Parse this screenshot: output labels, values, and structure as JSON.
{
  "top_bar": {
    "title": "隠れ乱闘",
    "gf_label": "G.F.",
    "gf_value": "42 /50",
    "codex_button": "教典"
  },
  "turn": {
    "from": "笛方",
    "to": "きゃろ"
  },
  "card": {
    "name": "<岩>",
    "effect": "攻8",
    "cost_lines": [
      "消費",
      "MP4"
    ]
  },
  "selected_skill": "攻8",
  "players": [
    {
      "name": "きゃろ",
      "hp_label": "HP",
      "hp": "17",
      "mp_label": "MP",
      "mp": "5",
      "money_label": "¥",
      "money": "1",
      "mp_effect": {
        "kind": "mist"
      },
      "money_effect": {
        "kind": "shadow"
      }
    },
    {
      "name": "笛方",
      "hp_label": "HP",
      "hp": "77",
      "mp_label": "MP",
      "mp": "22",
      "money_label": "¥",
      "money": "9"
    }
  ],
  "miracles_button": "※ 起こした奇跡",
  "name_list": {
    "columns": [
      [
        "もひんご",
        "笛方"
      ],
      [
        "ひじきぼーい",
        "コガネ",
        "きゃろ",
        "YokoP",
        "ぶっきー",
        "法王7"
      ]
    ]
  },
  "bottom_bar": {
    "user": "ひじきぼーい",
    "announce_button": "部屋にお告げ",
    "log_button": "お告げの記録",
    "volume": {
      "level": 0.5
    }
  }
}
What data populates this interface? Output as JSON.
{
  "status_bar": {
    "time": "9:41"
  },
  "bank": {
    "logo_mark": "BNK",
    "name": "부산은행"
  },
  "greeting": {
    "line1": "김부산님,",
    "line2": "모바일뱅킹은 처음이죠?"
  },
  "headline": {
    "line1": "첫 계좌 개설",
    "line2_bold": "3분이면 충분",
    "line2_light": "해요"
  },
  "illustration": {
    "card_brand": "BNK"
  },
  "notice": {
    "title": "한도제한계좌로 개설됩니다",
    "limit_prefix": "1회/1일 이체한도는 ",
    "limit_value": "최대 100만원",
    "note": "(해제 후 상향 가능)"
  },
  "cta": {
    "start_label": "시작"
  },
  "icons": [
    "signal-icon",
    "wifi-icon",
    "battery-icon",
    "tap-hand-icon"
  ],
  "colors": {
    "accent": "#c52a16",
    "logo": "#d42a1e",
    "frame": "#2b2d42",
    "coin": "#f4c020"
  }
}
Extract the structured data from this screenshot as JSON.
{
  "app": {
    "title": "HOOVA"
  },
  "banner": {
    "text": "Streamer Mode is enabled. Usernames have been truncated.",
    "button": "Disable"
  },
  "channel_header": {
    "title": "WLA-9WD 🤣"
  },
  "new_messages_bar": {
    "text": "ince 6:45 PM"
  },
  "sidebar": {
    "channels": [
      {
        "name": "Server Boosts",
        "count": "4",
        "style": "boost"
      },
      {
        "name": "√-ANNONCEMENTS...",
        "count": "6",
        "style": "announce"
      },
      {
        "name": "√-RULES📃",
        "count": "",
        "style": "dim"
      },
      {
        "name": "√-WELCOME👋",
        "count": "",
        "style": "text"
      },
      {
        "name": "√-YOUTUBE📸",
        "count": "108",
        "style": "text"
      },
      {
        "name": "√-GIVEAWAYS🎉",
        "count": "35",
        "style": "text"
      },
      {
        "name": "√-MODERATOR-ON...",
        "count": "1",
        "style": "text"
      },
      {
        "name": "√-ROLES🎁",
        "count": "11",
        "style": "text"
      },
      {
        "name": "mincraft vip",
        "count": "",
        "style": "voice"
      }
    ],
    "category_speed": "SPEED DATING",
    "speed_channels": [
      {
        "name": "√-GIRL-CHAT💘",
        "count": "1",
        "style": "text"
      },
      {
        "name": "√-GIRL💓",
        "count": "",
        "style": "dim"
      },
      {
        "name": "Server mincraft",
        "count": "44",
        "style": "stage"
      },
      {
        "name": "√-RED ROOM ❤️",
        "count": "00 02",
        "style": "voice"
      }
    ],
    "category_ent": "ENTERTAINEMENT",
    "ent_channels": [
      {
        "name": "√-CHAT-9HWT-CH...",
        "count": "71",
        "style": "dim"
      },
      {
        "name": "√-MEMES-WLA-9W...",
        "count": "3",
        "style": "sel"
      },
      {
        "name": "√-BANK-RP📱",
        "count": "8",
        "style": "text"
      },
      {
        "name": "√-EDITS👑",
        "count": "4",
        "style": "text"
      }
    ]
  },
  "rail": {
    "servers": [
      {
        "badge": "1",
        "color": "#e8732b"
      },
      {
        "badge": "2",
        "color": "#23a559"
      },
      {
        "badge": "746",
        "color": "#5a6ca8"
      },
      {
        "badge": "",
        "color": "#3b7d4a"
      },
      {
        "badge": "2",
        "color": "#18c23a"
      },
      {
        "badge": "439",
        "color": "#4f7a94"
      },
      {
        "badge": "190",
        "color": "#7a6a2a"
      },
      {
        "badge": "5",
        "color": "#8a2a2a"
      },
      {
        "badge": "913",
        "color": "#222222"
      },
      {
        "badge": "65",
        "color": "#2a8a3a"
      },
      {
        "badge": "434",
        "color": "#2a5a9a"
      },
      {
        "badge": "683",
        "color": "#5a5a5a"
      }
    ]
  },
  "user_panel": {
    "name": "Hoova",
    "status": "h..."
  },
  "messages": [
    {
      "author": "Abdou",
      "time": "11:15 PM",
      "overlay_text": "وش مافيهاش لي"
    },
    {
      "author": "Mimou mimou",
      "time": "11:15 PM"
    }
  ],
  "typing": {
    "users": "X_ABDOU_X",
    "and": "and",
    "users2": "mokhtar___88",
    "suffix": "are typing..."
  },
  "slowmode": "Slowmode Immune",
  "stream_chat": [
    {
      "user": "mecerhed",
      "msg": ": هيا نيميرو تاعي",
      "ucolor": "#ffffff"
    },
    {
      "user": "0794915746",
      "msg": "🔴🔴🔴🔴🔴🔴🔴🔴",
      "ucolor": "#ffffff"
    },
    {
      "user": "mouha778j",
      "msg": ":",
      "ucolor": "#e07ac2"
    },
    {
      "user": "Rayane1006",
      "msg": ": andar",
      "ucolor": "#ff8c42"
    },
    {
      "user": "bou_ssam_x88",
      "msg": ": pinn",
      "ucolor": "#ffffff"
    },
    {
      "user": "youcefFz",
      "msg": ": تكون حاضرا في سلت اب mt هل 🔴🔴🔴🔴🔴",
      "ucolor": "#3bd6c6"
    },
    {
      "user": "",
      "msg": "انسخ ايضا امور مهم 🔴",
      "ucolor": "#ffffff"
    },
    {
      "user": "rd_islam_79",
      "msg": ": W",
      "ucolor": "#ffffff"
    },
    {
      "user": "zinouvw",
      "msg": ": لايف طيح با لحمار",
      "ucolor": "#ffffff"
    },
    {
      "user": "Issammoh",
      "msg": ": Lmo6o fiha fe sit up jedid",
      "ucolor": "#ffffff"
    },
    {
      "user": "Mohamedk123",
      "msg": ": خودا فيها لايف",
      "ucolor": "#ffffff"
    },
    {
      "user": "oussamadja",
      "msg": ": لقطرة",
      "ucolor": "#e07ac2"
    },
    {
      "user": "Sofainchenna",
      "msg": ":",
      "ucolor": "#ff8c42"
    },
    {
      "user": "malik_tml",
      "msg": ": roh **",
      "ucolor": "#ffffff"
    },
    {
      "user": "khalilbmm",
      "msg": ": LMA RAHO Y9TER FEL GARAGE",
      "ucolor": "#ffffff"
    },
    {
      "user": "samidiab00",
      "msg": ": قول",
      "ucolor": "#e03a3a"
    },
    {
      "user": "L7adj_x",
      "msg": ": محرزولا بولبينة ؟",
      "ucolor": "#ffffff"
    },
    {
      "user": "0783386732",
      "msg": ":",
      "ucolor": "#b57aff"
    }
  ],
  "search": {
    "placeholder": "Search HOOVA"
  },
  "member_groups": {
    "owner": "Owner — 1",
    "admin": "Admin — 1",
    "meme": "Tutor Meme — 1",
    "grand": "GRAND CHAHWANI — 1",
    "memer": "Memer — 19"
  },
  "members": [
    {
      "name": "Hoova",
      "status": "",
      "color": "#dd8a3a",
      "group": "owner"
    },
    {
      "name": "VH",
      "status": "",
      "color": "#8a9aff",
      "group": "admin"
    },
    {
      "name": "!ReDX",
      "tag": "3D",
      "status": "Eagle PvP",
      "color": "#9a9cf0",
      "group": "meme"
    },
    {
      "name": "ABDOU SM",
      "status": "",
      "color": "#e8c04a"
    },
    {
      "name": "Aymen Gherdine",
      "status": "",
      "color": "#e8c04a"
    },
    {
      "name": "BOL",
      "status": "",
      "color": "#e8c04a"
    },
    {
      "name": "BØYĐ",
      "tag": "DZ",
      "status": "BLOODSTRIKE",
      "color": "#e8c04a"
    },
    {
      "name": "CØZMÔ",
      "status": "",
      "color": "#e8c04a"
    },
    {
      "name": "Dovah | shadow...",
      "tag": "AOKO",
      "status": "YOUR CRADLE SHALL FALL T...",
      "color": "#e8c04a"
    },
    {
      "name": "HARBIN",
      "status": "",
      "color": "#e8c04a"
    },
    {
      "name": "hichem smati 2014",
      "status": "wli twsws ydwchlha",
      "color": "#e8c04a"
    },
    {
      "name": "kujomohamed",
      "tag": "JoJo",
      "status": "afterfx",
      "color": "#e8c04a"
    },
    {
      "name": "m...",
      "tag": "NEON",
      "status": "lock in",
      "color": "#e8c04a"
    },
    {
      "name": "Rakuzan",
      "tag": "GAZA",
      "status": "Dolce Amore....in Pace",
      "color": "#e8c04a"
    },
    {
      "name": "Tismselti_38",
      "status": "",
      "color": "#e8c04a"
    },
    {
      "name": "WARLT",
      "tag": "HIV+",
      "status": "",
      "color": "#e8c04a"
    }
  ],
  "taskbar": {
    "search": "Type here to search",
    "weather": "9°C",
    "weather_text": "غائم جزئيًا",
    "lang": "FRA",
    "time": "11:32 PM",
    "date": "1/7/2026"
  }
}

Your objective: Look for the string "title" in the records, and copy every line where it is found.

Response area:
    "title": "隠れ乱闘",
    "title": "한도제한계좌로 개설됩니다",
    "title": "HOOVA"
    "title": "WLA-9WD 🤣"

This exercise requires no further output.